Tom Glasgow of the Craven County Extension Office said the seeds have the potential to cost millions of dollars in damage across the nation. “Moving plants without inspection by USDA or state department entities is highly risky because you may be moving invasive plants, pathogens or insects,” he said. “the most serious insect and disease problems we have in the country came from elsewhere.”
Because the shipments have not gone through USDA or state agricultural agencies for approval, and because they were not solicited, they have arrived illegally, he noted.
“Do not open these seed packages up and plant them,” he said. In fact, he said, don’t open them at all. “Put them in another plastic bag and seal them up,” he said, then send them to NCDA as instructed when you make the phone call. “This adds an extra hassle and time, but this is potentially such a serious issue.” Throwing them in the trash is also a bad idea: “Not everything makes it into oblivion in the landfill. The Department of Ag wants to have the chance to obtain those seeds and dispose of them in the safest, most secure manner possible.”
Glasgow said there is a small chance the seeds could be an intentional biological act against the country. “I hope not,” he added. “There’s a good chance that it’s totally a brushing scam, but it’s one that creates a tremendous amount of risk, too.”
The Washington Times quoted an Kentucky Agriculture Commissioner as saying, “We don’t know what (the seeds) are, and we cannot risk any harm whatsoever to agricultural production in the United States… at this point in time we don’t know if this is a hoax or a prank, an internet scam or an act of agricultural bio-terrorism.”

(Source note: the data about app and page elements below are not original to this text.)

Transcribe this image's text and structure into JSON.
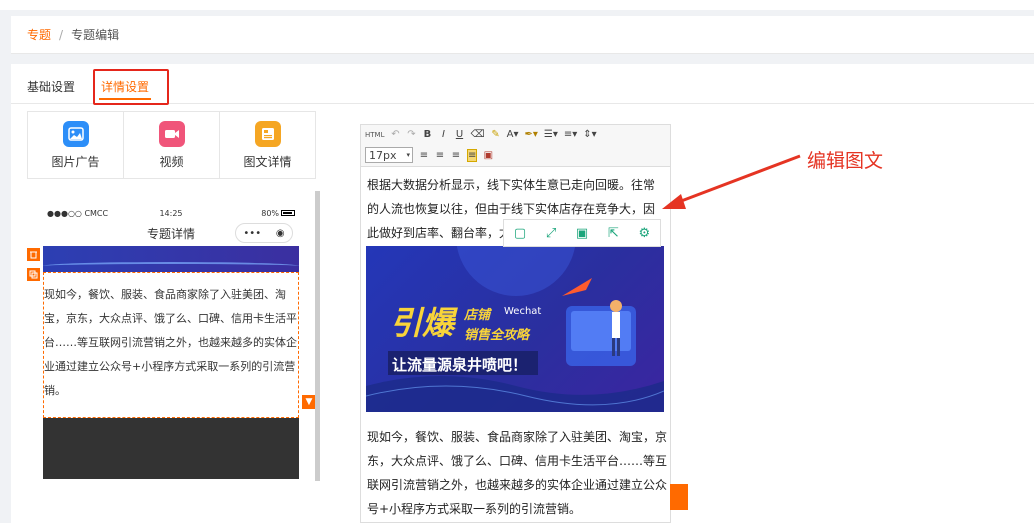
{
  "breadcrumb": {
    "home": "专题",
    "separator": "/",
    "current": "专题编辑"
  },
  "tabs": [
    {
      "label": "基础设置"
    },
    {
      "label": "详情设置"
    }
  ],
  "widgets": [
    {
      "label": "图片广告",
      "icon": "image-icon",
      "color": "#2c8ef8"
    },
    {
      "label": "视频",
      "icon": "video-icon",
      "color": "#f0557a"
    },
    {
      "label": "图文详情",
      "icon": "article-icon",
      "color": "#f5a623"
    }
  ],
  "phone": {
    "carrier": "●●●○○ CMCC",
    "time": "14:25",
    "battery": "80%",
    "title": "专题详情",
    "capsule_more": "•••",
    "text": "现如今，餐饮、服装、食品商家除了入驻美团、淘宝，京东，大众点评、饿了么、口碑、信用卡生活平台……等互联网引流营销之外，也越来越多的实体企业通过建立公众号+小程序方式采取一系列的引流营销。"
  },
  "editor": {
    "font_size": "17px",
    "text1": "根据大数据分析显示，线下实体生意已走向回暖。往常的人流也恢复以往，但由于线下实体店存在竞争大，因此做好到店率、翻台率，尤其关",
    "banner": {
      "main": "引爆",
      "sub1": "店铺",
      "sub2": "Wechat",
      "sub3": "销售全攻略",
      "slogan": "让流量源泉井喷吧！"
    },
    "text2": "现如今，餐饮、服装、食品商家除了入驻美团、淘宝，京东，大众点评、饿了么、口碑、信用卡生活平台……等互联网引流营销之外，也越来越多的实体企业通过建立公众号+小程序方式采取一系列的引流营销。"
  },
  "annotation": "编辑图文"
}
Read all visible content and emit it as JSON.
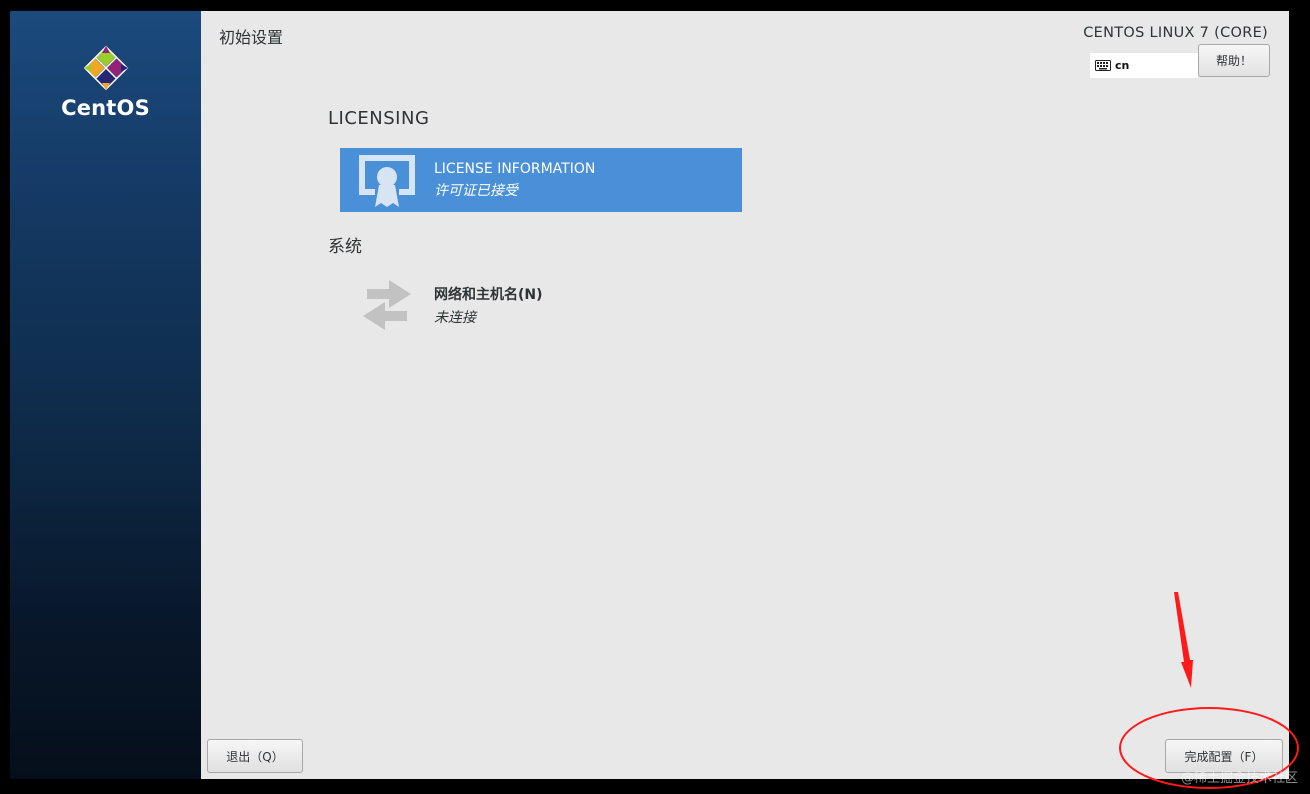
{
  "sidebar": {
    "brand_name": "CentOS"
  },
  "header": {
    "page_title": "初始设置",
    "product_name": "CENTOS LINUX 7 (CORE)",
    "keyboard_layout": "cn",
    "help_label": "帮助！"
  },
  "sections": {
    "licensing": {
      "heading": "LICENSING",
      "spoke": {
        "title": "LICENSE INFORMATION",
        "status": "许可证已接受",
        "icon": "license-certificate-icon"
      }
    },
    "system": {
      "heading": "系统",
      "spoke": {
        "title": "网络和主机名(N)",
        "status": "未连接",
        "icon": "network-arrows-icon"
      }
    }
  },
  "footer": {
    "quit_label": "退出（Q）",
    "finish_label": "完成配置（F）"
  },
  "watermark": "@稀土掘金技术社区",
  "colors": {
    "selected_spoke": "#4a90d9",
    "annotation": "#ff1a1a",
    "sidebar_top": "#1b4a7e"
  }
}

“North Carolina residents are not in violation of any regulations if they receive these shipments, but they are the key to identifying and stopping future shipments,” NCDA&CS reported.
With COVID-19, killer hornets in Washington, riots across the county and an upcoming hurricane season, do we need…
With the world in chaos and uncertainty abound, we have received several communications from you guys asking if we’re still shipping orders. The answer is YES! The processing time is the same for us; however, shipping times could take longer due to the decreased number of international flights worldwide. Rest assured, you will receive your order. Lets hope this crisis will be over soon. Practice social distancing and good hygiene!
Update Nov.20th 2020:
We are able to ship SEEDS to the following countries via DHL:
Hawaii, Austria, Costa Rica, Croatia, Italy, Nicaragua, Pakistan, Puerto Rico, the Philippines, and South Africa.
Advantages of Adenium obesum * Bloom very often. *Require minimal care. * Worry Free- under proper conditions you can go on vacations & the adenium will still be alive. * Can be easily trained as Bonsai style. * Fairly disease resistant. * They are succulents, so require less watering. * Can even be grown in sunny